%%

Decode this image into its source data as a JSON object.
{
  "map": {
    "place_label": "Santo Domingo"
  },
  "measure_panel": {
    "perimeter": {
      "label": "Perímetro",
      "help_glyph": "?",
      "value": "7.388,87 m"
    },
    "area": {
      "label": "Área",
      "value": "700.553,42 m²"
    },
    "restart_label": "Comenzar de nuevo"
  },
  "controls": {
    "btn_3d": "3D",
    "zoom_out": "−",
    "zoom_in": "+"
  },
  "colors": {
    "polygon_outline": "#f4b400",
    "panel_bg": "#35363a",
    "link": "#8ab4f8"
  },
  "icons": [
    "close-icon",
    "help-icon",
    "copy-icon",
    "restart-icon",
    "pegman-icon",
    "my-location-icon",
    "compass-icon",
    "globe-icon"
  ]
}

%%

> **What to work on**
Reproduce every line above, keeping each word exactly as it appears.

> **Your solution**
Decode this image into its source data as a JSON object.
{
  "map": {
    "place_label": "Santo Domingo"
  },
  "measure_panel": {
    "perimeter": {
      "label": "Perímetro",
      "help_glyph": "?",
      "value": "7.388,87 m"
    },
    "area": {
      "label": "Área",
      "value": "700.553,42 m²"
    },
    "restart_label": "Comenzar de nuevo"
  },
  "controls": {
    "btn_3d": "3D",
    "zoom_out": "−",
    "zoom_in": "+"
  },
  "colors": {
    "polygon_outline": "#f4b400",
    "panel_bg": "#35363a",
    "link": "#8ab4f8"
  },
  "icons": [
    "close-icon",
    "help-icon",
    "copy-icon",
    "restart-icon",
    "pegman-icon",
    "my-location-icon",
    "compass-icon",
    "globe-icon"
  ]
}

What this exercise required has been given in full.